### TASK DESCRIPTION
The whole listing should be given back without any alteration.

════════════════════

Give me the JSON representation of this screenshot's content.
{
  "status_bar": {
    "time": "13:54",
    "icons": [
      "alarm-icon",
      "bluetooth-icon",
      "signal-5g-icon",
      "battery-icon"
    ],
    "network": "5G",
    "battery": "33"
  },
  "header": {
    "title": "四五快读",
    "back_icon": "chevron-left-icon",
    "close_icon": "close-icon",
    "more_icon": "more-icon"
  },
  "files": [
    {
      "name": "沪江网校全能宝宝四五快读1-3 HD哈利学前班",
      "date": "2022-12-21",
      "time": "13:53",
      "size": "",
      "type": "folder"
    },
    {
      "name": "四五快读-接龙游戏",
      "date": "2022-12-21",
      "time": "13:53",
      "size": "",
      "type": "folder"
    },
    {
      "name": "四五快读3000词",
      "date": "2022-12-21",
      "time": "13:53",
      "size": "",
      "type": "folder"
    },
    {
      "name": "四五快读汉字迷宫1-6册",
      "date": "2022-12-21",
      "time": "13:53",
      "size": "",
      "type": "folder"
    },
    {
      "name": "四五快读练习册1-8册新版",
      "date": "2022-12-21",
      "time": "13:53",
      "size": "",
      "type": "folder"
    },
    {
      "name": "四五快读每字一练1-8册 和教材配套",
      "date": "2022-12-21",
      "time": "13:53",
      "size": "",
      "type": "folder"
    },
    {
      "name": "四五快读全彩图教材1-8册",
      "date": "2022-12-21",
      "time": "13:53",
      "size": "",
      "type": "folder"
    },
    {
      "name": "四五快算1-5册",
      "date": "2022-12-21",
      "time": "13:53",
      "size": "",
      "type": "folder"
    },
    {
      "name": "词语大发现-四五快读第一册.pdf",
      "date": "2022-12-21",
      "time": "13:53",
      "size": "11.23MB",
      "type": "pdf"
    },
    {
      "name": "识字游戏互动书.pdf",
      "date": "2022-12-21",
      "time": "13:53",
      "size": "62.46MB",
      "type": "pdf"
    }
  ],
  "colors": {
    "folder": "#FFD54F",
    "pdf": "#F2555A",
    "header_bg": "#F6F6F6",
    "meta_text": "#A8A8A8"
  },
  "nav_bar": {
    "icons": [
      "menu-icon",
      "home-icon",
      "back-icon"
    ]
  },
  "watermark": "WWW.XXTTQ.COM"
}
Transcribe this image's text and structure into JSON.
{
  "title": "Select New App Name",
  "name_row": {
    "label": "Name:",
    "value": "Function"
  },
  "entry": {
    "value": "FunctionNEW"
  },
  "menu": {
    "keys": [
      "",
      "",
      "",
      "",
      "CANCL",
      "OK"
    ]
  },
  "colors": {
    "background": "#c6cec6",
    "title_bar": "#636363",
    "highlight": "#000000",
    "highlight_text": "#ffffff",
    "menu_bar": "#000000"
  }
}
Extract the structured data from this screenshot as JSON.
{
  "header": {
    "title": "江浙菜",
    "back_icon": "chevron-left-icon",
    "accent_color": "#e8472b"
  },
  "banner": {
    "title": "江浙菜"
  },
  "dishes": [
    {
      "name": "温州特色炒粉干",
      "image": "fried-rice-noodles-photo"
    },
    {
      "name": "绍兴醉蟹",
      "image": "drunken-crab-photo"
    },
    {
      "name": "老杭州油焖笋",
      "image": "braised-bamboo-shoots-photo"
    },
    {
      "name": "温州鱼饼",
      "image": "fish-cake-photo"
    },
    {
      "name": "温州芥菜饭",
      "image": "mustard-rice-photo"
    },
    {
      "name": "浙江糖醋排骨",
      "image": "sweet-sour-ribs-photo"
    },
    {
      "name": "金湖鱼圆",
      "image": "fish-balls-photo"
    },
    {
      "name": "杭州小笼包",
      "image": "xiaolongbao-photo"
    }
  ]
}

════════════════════

### ANSWER
Give me the JSON representation of this screenshot's content.
{
  "status_bar": {
    "time": "13:54",
    "icons": [
      "alarm-icon",
      "bluetooth-icon",
      "signal-5g-icon",
      "battery-icon"
    ],
    "network": "5G",
    "battery": "33"
  },
  "header": {
    "title": "四五快读",
    "back_icon": "chevron-left-icon",
    "close_icon": "close-icon",
    "more_icon": "more-icon"
  },
  "files": [
    {
      "name": "沪江网校全能宝宝四五快读1-3 HD哈利学前班",
      "date": "2022-12-21",
      "time": "13:53",
      "size": "",
      "type": "folder"
    },
    {
      "name": "四五快读-接龙游戏",
      "date": "2022-12-21",
      "time": "13:53",
      "size": "",
      "type": "folder"
    },
    {
      "name": "四五快读3000词",
      "date": "2022-12-21",
      "time": "13:53",
      "size": "",
      "type": "folder"
    },
    {
      "name": "四五快读汉字迷宫1-6册",
      "date": "2022-12-21",
      "time": "13:53",
      "size": "",
      "type": "folder"
    },
    {
      "name": "四五快读练习册1-8册新版",
      "date": "2022-12-21",
      "time": "13:53",
      "size": "",
      "type": "folder"
    },
    {
      "name": "四五快读每字一练1-8册 和教材配套",
      "date": "2022-12-21",
      "time": "13:53",
      "size": "",
      "type": "folder"
    },
    {
      "name": "四五快读全彩图教材1-8册",
      "date": "2022-12-21",
      "time": "13:53",
      "size": "",
      "type": "folder"
    },
    {
      "name": "四五快算1-5册",
      "date": "2022-12-21",
      "time": "13:53",
      "size": "",
      "type": "folder"
    },
    {
      "name": "词语大发现-四五快读第一册.pdf",
      "date": "2022-12-21",
      "time": "13:53",
      "size": "11.23MB",
      "type": "pdf"
    },
    {
      "name": "识字游戏互动书.pdf",
      "date": "2022-12-21",
      "time": "13:53",
      "size": "62.46MB",
      "type": "pdf"
    }
  ],
  "colors": {
    "folder": "#FFD54F",
    "pdf": "#F2555A",
    "header_bg": "#F6F6F6",
    "meta_text": "#A8A8A8"
  },
  "nav_bar": {
    "icons": [
      "menu-icon",
      "home-icon",
      "back-icon"
    ]
  },
  "watermark": "WWW.XXTTQ.COM"
}
Transcribe this image's text and structure into JSON.
{
  "title": "Select New App Name",
  "name_row": {
    "label": "Name:",
    "value": "Function"
  },
  "entry": {
    "value": "FunctionNEW"
  },
  "menu": {
    "keys": [
      "",
      "",
      "",
      "",
      "CANCL",
      "OK"
    ]
  },
  "colors": {
    "background": "#c6cec6",
    "title_bar": "#636363",
    "highlight": "#000000",
    "highlight_text": "#ffffff",
    "menu_bar": "#000000"
  }
}
Extract the structured data from this screenshot as JSON.
{
  "header": {
    "title": "江浙菜",
    "back_icon": "chevron-left-icon",
    "accent_color": "#e8472b"
  },
  "banner": {
    "title": "江浙菜"
  },
  "dishes": [
    {
      "name": "温州特色炒粉干",
      "image": "fried-rice-noodles-photo"
    },
    {
      "name": "绍兴醉蟹",
      "image": "drunken-crab-photo"
    },
    {
      "name": "老杭州油焖笋",
      "image": "braised-bamboo-shoots-photo"
    },
    {
      "name": "温州鱼饼",
      "image": "fish-cake-photo"
    },
    {
      "name": "温州芥菜饭",
      "image": "mustard-rice-photo"
    },
    {
      "name": "浙江糖醋排骨",
      "image": "sweet-sour-ribs-photo"
    },
    {
      "name": "金湖鱼圆",
      "image": "fish-balls-photo"
    },
    {
      "name": "杭州小笼包",
      "image": "xiaolongbao-photo"
    }
  ]
}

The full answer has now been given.